Each line of the data below holding the word "Specify" must be copied.

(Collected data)
++++

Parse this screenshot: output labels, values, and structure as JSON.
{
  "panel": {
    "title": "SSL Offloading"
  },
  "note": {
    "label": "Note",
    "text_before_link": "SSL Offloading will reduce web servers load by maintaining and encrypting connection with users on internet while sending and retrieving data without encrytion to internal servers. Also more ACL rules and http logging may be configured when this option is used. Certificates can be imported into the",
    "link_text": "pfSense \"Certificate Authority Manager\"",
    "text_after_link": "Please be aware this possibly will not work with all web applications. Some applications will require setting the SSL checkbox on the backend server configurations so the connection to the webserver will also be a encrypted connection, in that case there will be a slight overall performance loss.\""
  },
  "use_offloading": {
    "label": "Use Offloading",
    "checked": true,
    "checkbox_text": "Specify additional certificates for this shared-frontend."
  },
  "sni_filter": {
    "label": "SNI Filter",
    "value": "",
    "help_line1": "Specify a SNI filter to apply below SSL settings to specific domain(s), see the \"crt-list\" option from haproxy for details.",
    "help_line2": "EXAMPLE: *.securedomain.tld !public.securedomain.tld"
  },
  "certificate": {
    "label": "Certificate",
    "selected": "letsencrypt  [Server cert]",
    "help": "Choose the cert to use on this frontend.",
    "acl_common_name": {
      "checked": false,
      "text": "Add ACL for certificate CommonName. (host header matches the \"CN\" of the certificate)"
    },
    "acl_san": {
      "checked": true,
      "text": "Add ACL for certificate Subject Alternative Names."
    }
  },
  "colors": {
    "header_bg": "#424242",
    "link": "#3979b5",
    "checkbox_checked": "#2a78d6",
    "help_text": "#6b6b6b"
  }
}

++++

**Solution to this problem**
    "checkbox_text": "Specify additional certificates for this shared-frontend."
    "help_line1": "Specify a SNI filter to apply below SSL settings to specific domain(s), see the \"crt-list\" option from haproxy for details.",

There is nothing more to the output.